▶ [What the task requires]
A verbatim copy of the data below is the required output.

━━━━━ Records provided ━━━━━

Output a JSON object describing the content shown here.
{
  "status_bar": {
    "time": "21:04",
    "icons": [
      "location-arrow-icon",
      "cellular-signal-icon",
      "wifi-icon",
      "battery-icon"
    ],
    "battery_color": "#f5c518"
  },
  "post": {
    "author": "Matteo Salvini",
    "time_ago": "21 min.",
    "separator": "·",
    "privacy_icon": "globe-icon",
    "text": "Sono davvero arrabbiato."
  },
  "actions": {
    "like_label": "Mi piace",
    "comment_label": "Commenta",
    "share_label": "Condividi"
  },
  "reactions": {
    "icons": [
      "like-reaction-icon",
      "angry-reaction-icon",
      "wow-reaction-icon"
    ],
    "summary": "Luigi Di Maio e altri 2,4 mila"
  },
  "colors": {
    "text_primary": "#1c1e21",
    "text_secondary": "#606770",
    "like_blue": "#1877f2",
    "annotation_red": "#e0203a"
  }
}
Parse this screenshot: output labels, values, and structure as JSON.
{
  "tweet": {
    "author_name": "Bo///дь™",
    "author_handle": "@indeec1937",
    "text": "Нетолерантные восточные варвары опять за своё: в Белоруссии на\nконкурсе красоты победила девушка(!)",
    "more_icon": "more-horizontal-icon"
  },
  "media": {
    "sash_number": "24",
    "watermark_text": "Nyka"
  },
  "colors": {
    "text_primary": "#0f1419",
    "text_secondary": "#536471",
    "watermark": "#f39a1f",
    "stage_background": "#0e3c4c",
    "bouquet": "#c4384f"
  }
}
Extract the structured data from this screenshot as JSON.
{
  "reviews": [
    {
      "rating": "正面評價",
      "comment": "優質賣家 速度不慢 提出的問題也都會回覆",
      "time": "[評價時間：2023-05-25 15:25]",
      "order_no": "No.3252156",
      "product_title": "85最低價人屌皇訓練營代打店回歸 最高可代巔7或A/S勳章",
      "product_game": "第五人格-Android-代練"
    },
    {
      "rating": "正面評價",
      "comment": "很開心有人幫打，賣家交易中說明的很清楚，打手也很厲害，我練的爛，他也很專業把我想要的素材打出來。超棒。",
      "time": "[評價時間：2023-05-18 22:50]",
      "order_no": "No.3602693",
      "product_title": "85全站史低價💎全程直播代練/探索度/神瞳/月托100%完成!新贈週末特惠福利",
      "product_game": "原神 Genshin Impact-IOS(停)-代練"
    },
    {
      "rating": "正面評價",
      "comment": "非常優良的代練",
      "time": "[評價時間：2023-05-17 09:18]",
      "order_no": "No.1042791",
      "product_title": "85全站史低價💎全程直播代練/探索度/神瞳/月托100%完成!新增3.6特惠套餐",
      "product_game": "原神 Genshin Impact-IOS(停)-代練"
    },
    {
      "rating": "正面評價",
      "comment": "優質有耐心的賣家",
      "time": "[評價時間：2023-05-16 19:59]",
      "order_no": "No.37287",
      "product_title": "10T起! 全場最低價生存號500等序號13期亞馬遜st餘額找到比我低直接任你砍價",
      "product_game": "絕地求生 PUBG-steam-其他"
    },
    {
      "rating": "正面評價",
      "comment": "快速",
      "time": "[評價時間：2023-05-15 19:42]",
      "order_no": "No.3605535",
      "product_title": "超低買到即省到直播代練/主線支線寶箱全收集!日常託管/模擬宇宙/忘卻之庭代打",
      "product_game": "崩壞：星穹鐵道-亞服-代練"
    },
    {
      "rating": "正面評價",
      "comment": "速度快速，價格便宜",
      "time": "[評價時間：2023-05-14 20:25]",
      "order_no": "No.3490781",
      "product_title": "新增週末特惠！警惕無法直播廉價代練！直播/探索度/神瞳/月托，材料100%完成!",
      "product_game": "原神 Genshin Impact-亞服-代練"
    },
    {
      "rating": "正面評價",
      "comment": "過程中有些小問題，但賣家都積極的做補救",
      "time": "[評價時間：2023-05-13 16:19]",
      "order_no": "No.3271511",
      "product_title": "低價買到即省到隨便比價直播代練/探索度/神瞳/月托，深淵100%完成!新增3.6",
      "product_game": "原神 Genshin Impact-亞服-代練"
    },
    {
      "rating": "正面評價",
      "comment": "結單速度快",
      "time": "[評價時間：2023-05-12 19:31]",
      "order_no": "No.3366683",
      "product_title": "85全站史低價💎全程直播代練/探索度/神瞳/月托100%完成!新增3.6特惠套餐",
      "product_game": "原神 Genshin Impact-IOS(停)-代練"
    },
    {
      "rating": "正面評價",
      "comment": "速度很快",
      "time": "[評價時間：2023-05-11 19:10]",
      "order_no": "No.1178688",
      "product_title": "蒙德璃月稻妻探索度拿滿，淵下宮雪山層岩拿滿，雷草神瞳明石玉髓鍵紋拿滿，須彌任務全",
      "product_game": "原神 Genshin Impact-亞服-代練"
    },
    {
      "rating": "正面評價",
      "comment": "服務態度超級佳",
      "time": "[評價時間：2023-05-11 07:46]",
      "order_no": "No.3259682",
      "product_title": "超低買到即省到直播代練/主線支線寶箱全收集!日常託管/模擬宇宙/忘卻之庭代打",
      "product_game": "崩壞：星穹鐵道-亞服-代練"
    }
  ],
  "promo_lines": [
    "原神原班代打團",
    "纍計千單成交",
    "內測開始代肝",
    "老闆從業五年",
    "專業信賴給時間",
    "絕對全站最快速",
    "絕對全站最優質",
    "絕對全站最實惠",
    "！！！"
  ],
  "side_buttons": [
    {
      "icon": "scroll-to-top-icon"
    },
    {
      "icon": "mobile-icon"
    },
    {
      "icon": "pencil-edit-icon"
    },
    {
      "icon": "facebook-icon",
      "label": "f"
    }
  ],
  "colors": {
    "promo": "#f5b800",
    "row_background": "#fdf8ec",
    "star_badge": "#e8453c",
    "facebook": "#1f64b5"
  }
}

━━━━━

▶ [Answer space]
Output a JSON object describing the content shown here.
{
  "status_bar": {
    "time": "21:04",
    "icons": [
      "location-arrow-icon",
      "cellular-signal-icon",
      "wifi-icon",
      "battery-icon"
    ],
    "battery_color": "#f5c518"
  },
  "post": {
    "author": "Matteo Salvini",
    "time_ago": "21 min.",
    "separator": "·",
    "privacy_icon": "globe-icon",
    "text": "Sono davvero arrabbiato."
  },
  "actions": {
    "like_label": "Mi piace",
    "comment_label": "Commenta",
    "share_label": "Condividi"
  },
  "reactions": {
    "icons": [
      "like-reaction-icon",
      "angry-reaction-icon",
      "wow-reaction-icon"
    ],
    "summary": "Luigi Di Maio e altri 2,4 mila"
  },
  "colors": {
    "text_primary": "#1c1e21",
    "text_secondary": "#606770",
    "like_blue": "#1877f2",
    "annotation_red": "#e0203a"
  }
}
Parse this screenshot: output labels, values, and structure as JSON.
{
  "tweet": {
    "author_name": "Bo///дь™",
    "author_handle": "@indeec1937",
    "text": "Нетолерантные восточные варвары опять за своё: в Белоруссии на\nконкурсе красоты победила девушка(!)",
    "more_icon": "more-horizontal-icon"
  },
  "media": {
    "sash_number": "24",
    "watermark_text": "Nyka"
  },
  "colors": {
    "text_primary": "#0f1419",
    "text_secondary": "#536471",
    "watermark": "#f39a1f",
    "stage_background": "#0e3c4c",
    "bouquet": "#c4384f"
  }
}
Extract the structured data from this screenshot as JSON.
{
  "reviews": [
    {
      "rating": "正面評價",
      "comment": "優質賣家 速度不慢 提出的問題也都會回覆",
      "time": "[評價時間：2023-05-25 15:25]",
      "order_no": "No.3252156",
      "product_title": "85最低價人屌皇訓練營代打店回歸 最高可代巔7或A/S勳章",
      "product_game": "第五人格-Android-代練"
    },
    {
      "rating": "正面評價",
      "comment": "很開心有人幫打，賣家交易中說明的很清楚，打手也很厲害，我練的爛，他也很專業把我想要的素材打出來。超棒。",
      "time": "[評價時間：2023-05-18 22:50]",
      "order_no": "No.3602693",
      "product_title": "85全站史低價💎全程直播代練/探索度/神瞳/月托100%完成!新贈週末特惠福利",
      "product_game": "原神 Genshin Impact-IOS(停)-代練"
    },
    {
      "rating": "正面評價",
      "comment": "非常優良的代練",
      "time": "[評價時間：2023-05-17 09:18]",
      "order_no": "No.1042791",
      "product_title": "85全站史低價💎全程直播代練/探索度/神瞳/月托100%完成!新增3.6特惠套餐",
      "product_game": "原神 Genshin Impact-IOS(停)-代練"
    },
    {
      "rating": "正面評價",
      "comment": "優質有耐心的賣家",
      "time": "[評價時間：2023-05-16 19:59]",
      "order_no": "No.37287",
      "product_title": "10T起! 全場最低價生存號500等序號13期亞馬遜st餘額找到比我低直接任你砍價",
      "product_game": "絕地求生 PUBG-steam-其他"
    },
    {
      "rating": "正面評價",
      "comment": "快速",
      "time": "[評價時間：2023-05-15 19:42]",
      "order_no": "No.3605535",
      "product_title": "超低買到即省到直播代練/主線支線寶箱全收集!日常託管/模擬宇宙/忘卻之庭代打",
      "product_game": "崩壞：星穹鐵道-亞服-代練"
    },
    {
      "rating": "正面評價",
      "comment": "速度快速，價格便宜",
      "time": "[評價時間：2023-05-14 20:25]",
      "order_no": "No.3490781",
      "product_title": "新增週末特惠！警惕無法直播廉價代練！直播/探索度/神瞳/月托，材料100%完成!",
      "product_game": "原神 Genshin Impact-亞服-代練"
    },
    {
      "rating": "正面評價",
      "comment": "過程中有些小問題，但賣家都積極的做補救",
      "time": "[評價時間：2023-05-13 16:19]",
      "order_no": "No.3271511",
      "product_title": "低價買到即省到隨便比價直播代練/探索度/神瞳/月托，深淵100%完成!新增3.6",
      "product_game": "原神 Genshin Impact-亞服-代練"
    },
    {
      "rating": "正面評價",
      "comment": "結單速度快",
      "time": "[評價時間：2023-05-12 19:31]",
      "order_no": "No.3366683",
      "product_title": "85全站史低價💎全程直播代練/探索度/神瞳/月托100%完成!新增3.6特惠套餐",
      "product_game": "原神 Genshin Impact-IOS(停)-代練"
    },
    {
      "rating": "正面評價",
      "comment": "速度很快",
      "time": "[評價時間：2023-05-11 19:10]",
      "order_no": "No.1178688",
      "product_title": "蒙德璃月稻妻探索度拿滿，淵下宮雪山層岩拿滿，雷草神瞳明石玉髓鍵紋拿滿，須彌任務全",
      "product_game": "原神 Genshin Impact-亞服-代練"
    },
    {
      "rating": "正面評價",
      "comment": "服務態度超級佳",
      "time": "[評價時間：2023-05-11 07:46]",
      "order_no": "No.3259682",
      "product_title": "超低買到即省到直播代練/主線支線寶箱全收集!日常託管/模擬宇宙/忘卻之庭代打",
      "product_game": "崩壞：星穹鐵道-亞服-代練"
    }
  ],
  "promo_lines": [
    "原神原班代打團",
    "纍計千單成交",
    "內測開始代肝",
    "老闆從業五年",
    "專業信賴給時間",
    "絕對全站最快速",
    "絕對全站最優質",
    "絕對全站最實惠",
    "！！！"
  ],
  "side_buttons": [
    {
      "icon": "scroll-to-top-icon"
    },
    {
      "icon": "mobile-icon"
    },
    {
      "icon": "pencil-edit-icon"
    },
    {
      "icon": "facebook-icon",
      "label": "f"
    }
  ],
  "colors": {
    "promo": "#f5b800",
    "row_background": "#fdf8ec",
    "star_badge": "#e8453c",
    "facebook": "#1f64b5"
  }
}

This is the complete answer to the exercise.